    • Jennifer Oppenlander Oregon State University
    • Courtney Snead Central Oregon Community College
    • Beth Emshoff Oregon State University

    McKenzie-Merket 6

    In this session we will encourage participants to think about their communities and identify local partners they could work with to implement programs that will increase their college-going culture, create a seamless transition from K-16, and provide local access to learning that meets the needs of individuals, families, and businesses.

  • Measuring the Effects of Service and Engagement on Student Development

    • Gary Kirk Virginia Tech
    • Jacob Grohs Virginia Tech
    • Susan Short Virginia Tech

    SUB, Senate

    This workshop focuses on the planning, implementation, and initial findings from an effort to assess student development resulting from participation in community-based learning and co-curricular student engagement programs. The approach combines survey-based scales and a community problem-solving simulation to measure change using both cross-sectional and longitudinal perspectives on program impacts.

  • Joining Forces to Enhance the Depth and Scope of Engagement through Community Engaged Research: A Tale of Two Public Universities

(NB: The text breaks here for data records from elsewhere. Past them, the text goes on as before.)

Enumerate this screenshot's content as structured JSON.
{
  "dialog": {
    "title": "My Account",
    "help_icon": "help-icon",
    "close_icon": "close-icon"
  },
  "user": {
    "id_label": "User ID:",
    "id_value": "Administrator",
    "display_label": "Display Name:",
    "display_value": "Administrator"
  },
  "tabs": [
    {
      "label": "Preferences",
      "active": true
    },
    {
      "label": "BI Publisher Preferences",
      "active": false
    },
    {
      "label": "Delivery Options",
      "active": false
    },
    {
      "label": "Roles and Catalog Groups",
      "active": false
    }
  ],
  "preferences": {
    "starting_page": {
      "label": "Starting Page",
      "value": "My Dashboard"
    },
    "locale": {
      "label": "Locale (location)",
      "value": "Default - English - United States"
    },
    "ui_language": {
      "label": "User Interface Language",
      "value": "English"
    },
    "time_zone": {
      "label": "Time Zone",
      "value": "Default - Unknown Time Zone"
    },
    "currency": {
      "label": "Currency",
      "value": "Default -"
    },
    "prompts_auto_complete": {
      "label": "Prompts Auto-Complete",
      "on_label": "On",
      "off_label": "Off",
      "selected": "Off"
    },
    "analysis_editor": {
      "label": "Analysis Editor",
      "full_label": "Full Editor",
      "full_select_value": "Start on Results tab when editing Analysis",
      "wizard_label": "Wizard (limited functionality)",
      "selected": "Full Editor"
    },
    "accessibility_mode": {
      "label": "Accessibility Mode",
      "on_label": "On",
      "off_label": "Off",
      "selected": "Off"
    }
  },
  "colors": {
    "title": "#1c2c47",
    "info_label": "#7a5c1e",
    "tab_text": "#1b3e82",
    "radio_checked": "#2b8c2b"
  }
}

    • Nancy Franz Iowa State University
    • Edith Parker University of Iowa

    SUB, Mesa

    Researchers and community educators struggle to authentically connect with each other. The University of Iowa Institute for Clinical and Translational Sciences and the Iowa State University Extension and Outreach joined forces to address this struggle. This partnership connects researchers across units with community educators though a continuum of partnership options.

  • The Center for Family Resilience: Building a Stronger Community-University Engagement

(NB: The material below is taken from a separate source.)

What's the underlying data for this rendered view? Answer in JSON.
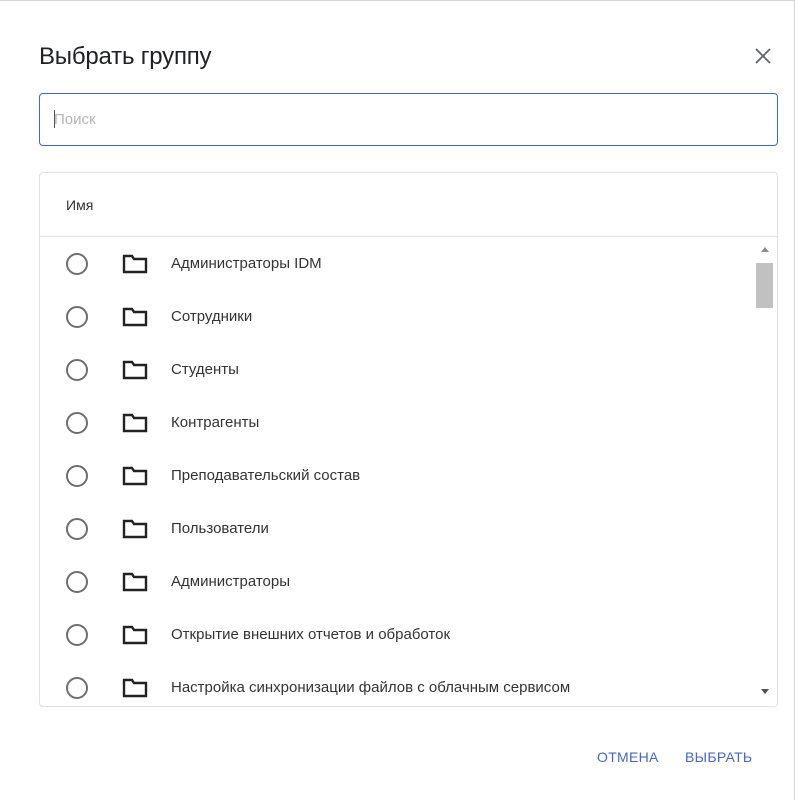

    • Ronald Cox Jr, Oklahoma State University
    • Jorge Atiles Oklahoma State University
    • Patricia DeMoraes-Huffine Latino Community Development Agency

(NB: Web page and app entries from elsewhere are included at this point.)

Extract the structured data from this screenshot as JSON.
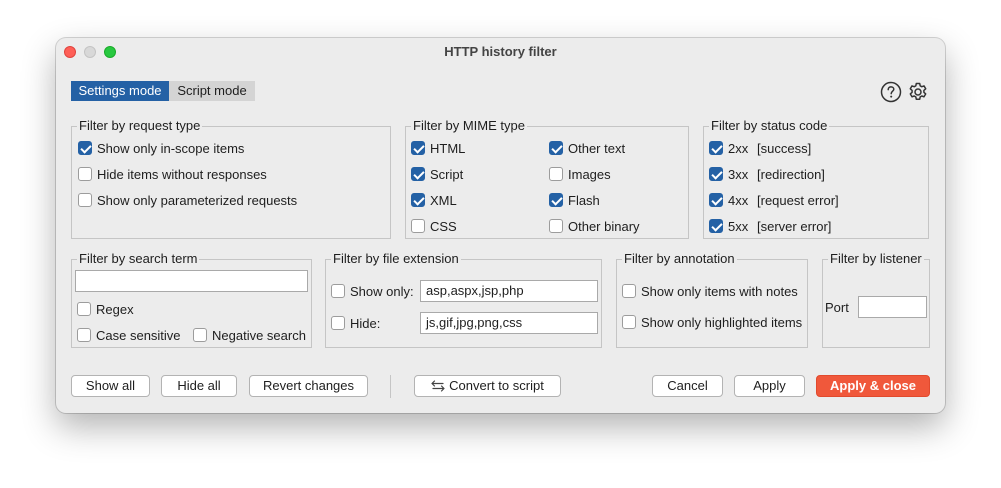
{
  "window": {
    "title": "HTTP history filter"
  },
  "modes": {
    "settings": "Settings mode",
    "script": "Script mode"
  },
  "icons": {
    "help": "help-icon",
    "settings": "gear-icon",
    "convert": "swap-arrows-icon"
  },
  "colors": {
    "accent": "#2461a5",
    "apply_close": "#f0583b"
  },
  "request_type": {
    "title": "Filter by request type",
    "items": [
      {
        "label": "Show only in-scope items",
        "checked": true
      },
      {
        "label": "Hide items without responses",
        "checked": false
      },
      {
        "label": "Show only parameterized requests",
        "checked": false
      }
    ]
  },
  "mime_type": {
    "title": "Filter by MIME type",
    "items": [
      {
        "label": "HTML",
        "checked": true
      },
      {
        "label": "Script",
        "checked": true
      },
      {
        "label": "XML",
        "checked": true
      },
      {
        "label": "CSS",
        "checked": false
      },
      {
        "label": "Other text",
        "checked": true
      },
      {
        "label": "Images",
        "checked": false
      },
      {
        "label": "Flash",
        "checked": true
      },
      {
        "label": "Other binary",
        "checked": false
      }
    ]
  },
  "status_code": {
    "title": "Filter by status code",
    "items": [
      {
        "code": "2xx",
        "label": "[success]",
        "checked": true
      },
      {
        "code": "3xx",
        "label": "[redirection]",
        "checked": true
      },
      {
        "code": "4xx",
        "label": "[request error]",
        "checked": true
      },
      {
        "code": "5xx",
        "label": "[server error]",
        "checked": true
      }
    ]
  },
  "search_term": {
    "title": "Filter by search term",
    "value": "",
    "regex": {
      "label": "Regex",
      "checked": false
    },
    "case_sensitive": {
      "label": "Case sensitive",
      "checked": false
    },
    "negative": {
      "label": "Negative search",
      "checked": false
    }
  },
  "file_extension": {
    "title": "Filter by file extension",
    "show_only": {
      "label": "Show only:",
      "checked": false,
      "value": "asp,aspx,jsp,php"
    },
    "hide": {
      "label": "Hide:",
      "checked": false,
      "value": "js,gif,jpg,png,css"
    }
  },
  "annotation": {
    "title": "Filter by annotation",
    "items": [
      {
        "label": "Show only items with notes",
        "checked": false
      },
      {
        "label": "Show only highlighted items",
        "checked": false
      }
    ]
  },
  "listener": {
    "title": "Filter by listener",
    "port_label": "Port",
    "port_value": ""
  },
  "buttons": {
    "show_all": "Show all",
    "hide_all": "Hide all",
    "revert": "Revert changes",
    "convert": "Convert to script",
    "cancel": "Cancel",
    "apply": "Apply",
    "apply_close": "Apply & close"
  }
}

    SUB, Lubbock

    The Center for Family Resilience (CFR) is a university-community collaboration designed to create and disseminate scientific knowledge that builds programmatic and policy strategies for promoting individual and family resilience. This presentation describes the CFR’s development, current work, and future directions as a potential model for stronger community-university engagement.

  • An Engagement Model for a University Center

    • Susana Rivera-Mills Oregon State University
    • Maria Chavéz-Haroldson Oregon State University

    SUB, Playa

    This session presents an engagement model for a university Center for Latino/a Studies and Engagement. We discuss an integrated model for community engagement, student engagement, and faculty engagement; promoting respect, reciprocity,and collaboration in a culturally responsive context. Participants will be provided with models for engaged research, student leadership, and community building.

  • Educational Modules on Effective Community-Based Participatory Research Practices

    • Jessica Barnes-Major Michigan State University
    • Mavany Calac Verdugo Ricon Band of Luiseno Indians
    • Robert Brown Michigan State University
    • Patricia Farrell Michigan State University

    SUB, Canyon

    In this presentation, we will describe our co-creation process for developing curriculum for faculty and community regarding CBPR. Engagement specialists,community consultants, and faculty consultants will discuss lessons learned. Highlights from the educational modules will be reviewed, and a discussion about best practices regarding measurement of learning will be facilitated.

  • Trailblazing Paths to Informal/Formal Education: TTU Llano River Field Station

    • Tom Arsuffi Texas Tech University
    • Robert Stubblefield Texas Tech University Center at Junction
    • Karen Lopez Texas Tech University Center at Junction
    • Marta Newkirk National Park Service, Rivers and Trails Conservation Assistance
    • Linda Edwards Texas Tech Llano River Field Station

    SUB, Traditions

    Texas Tech’s Outdoor School, a recognized STEM Exemplar Program using standards-based multiple best learning practices instruction, links innovative curriculum with nature. A new Discovery Point Trail in partnership with National Park Service’s RTCA & Texas Parks and Wildlife Department offers expanded opportunities for informal/formal learning for families, schools and organizations.